▶ GOAL OF THE EXERCISE
Determine how many lines below hold the string "upload". Reply with the number alone.

▶ RECORDS TO USE

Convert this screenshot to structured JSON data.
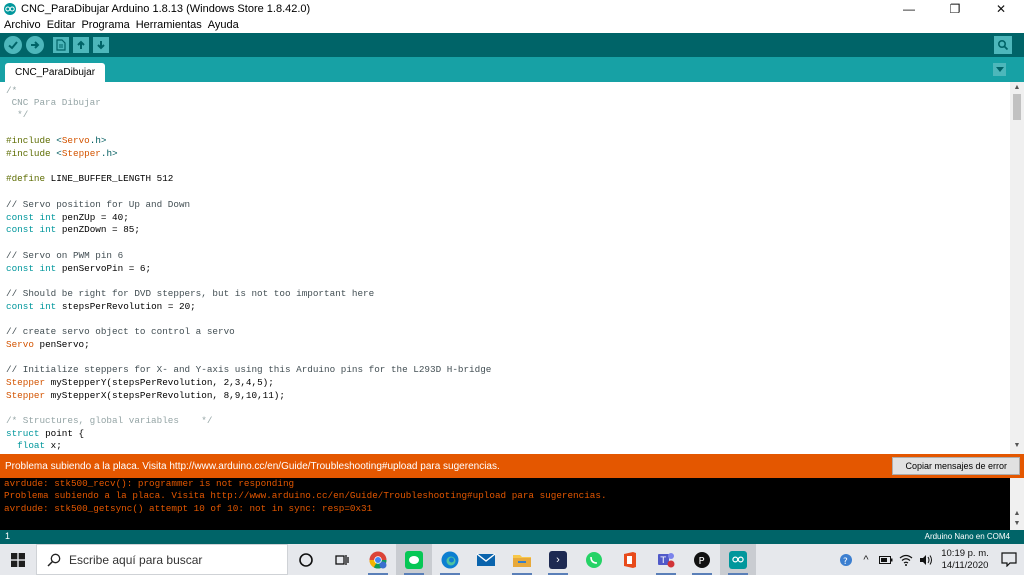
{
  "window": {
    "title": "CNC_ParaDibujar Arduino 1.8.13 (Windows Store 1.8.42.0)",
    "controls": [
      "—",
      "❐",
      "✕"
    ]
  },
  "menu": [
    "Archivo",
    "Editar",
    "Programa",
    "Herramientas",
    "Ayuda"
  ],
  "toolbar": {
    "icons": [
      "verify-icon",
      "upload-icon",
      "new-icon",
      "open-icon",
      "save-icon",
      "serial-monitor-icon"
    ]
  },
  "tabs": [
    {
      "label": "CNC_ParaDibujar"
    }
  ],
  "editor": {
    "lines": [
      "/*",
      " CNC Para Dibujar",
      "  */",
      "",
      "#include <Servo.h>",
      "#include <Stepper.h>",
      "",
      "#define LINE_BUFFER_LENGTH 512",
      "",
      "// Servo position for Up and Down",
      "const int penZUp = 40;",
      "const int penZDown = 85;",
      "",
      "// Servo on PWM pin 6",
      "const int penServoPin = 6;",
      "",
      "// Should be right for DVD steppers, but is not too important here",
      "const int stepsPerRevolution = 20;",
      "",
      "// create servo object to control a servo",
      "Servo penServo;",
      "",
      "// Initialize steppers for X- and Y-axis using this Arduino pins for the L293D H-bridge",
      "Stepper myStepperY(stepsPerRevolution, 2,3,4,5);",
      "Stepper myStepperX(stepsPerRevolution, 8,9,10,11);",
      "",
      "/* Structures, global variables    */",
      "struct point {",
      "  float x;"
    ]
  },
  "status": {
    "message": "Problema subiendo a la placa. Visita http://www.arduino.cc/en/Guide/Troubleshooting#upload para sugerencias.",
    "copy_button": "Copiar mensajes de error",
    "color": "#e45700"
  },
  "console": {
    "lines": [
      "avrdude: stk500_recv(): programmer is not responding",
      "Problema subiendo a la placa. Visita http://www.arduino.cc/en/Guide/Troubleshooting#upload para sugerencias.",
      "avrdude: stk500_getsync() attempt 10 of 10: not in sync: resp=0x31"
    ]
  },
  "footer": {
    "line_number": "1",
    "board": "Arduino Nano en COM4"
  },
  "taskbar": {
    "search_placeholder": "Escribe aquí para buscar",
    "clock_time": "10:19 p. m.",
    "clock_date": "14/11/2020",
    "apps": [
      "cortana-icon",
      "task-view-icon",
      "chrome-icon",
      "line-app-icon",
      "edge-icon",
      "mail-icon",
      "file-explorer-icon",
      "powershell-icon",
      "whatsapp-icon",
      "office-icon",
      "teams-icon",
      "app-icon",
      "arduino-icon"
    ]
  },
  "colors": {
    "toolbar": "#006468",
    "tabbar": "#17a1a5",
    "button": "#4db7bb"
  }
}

▶ RESPONSE
3